The all-electric Volkswagen ID.4 is the automaker’s first-ever electric SUV and is also expected to be the best selling model in the ID family. This clip from YouTuber Bjørn Nyland gives us an up-close look at the EV just a few weeks after it was unveiled.

Underpinning the ID.4 is VW’s module electric drive architecture (MEB) with power provided by a single electric motor driving the rear axle and producing 201 hp and 228 lb-ft (309 Nm) of torque. This motor is fed by an 82 kWh battery pack that is positioned in the underbody. In the United States, the SUV has an estimated driving range of 250 miles (402 km).

Read Also: 2021 VW ID.4 EV Offers 250 Mile-Range, 201HP RWD Powertrain For $39,995

Much of this video is focused on the cabin of the ID.4, which is quite a bit larger than the smaller ID.3 hatchback. Key features include a prominent Head-Up Display, a larger infotainment screen than the ID.3, and an electronic tailgate. The reviewer notes that the cabin offers ample space for five adults, while one of the rear seats can be used to support a rear-facing child seat.

While the ID.4 is initially only available with a single, rear-mounted electric motor, a variant with two electric motors delivering 302 hp and all-wheel drive is just around the corner.

All Volkswagen ID.4 models come with an 11 kW onboard charger that allows for both AC and DC fast-charging. When plugged in to a 125 kW DC fast-charging station, the ID.4’s battery can go from five to 80 per cent in 38 minutes.

 

Road safety is very important not only for the regular passenger vehicles, but for the big rigs too, like Scania’s new electric truck, which was recently subjected to a crash test.

Normally, these tests are carried out using barriers and poles designed to replicate the impact with another car. However, in this instance, the side barrier was replaced by an actual car: a Volkswagen Golf.

Read Also: We Spent A Day Driving Trucks And Buses In Sweden, And Learned About VW Group Traton’s Future Plans

The Mk7 Golf was chosen because the engineers wanted “the crash test to be as authentic as possible”, said Scania’s chief of Mechanical Testing, Mikael Littmann. “We use a real car for the impact, as that puts a lot more stress on the structure than if we’d used a barrier.”

Despite being over in less than a second, the test took months of precision planning. They got all the details just right and then ran numerous computer simulations at different speeds and angles. “The actual crash test is ultimately only to confirm that our calculations were accurate”, Scania’s Research and Development test engineer Jakob Leygraf explained.

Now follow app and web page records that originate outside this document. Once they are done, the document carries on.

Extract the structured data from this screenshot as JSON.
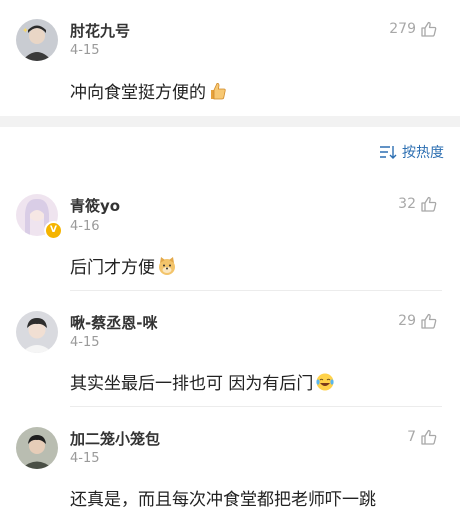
{
  "comments": [
    {
      "username": "肘花九号",
      "date": "4-15",
      "likes": "279",
      "text": "冲向食堂挺方便的",
      "emoji": "thumbs-up-icon",
      "verified": false
    },
    {
      "username": "青筱yo",
      "date": "4-16",
      "likes": "32",
      "text": "后门才方便",
      "emoji": "doge-icon",
      "verified": true
    },
    {
      "username": "啾-蔡丞恩-咪",
      "date": "4-15",
      "likes": "29",
      "text": "其实坐最后一排也可 因为有后门",
      "emoji": "laughing-tears-icon",
      "verified": false
    },
    {
      "username": "加二笼小笼包",
      "date": "4-15",
      "likes": "7",
      "text": "还真是，而且每次冲食堂都把老师吓一跳",
      "emoji": "",
      "verified": false
    }
  ],
  "sort": {
    "label": "按热度",
    "icon": "sort-icon"
  },
  "colors": {
    "accent": "#2d6fb2",
    "muted": "#9a9a9a",
    "separator": "#f2f2f2",
    "verified": "#f5b400"
  }
}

In this scenario, they replicated what happens to the battery when a vehicle hits it head-on. The impact energy has to be distributed and spread throughout the structure that surrounds the battery. Firefighters stood by just in case, but ultimately, everything went on as planned, there were no fires and the battery emerged unscathed.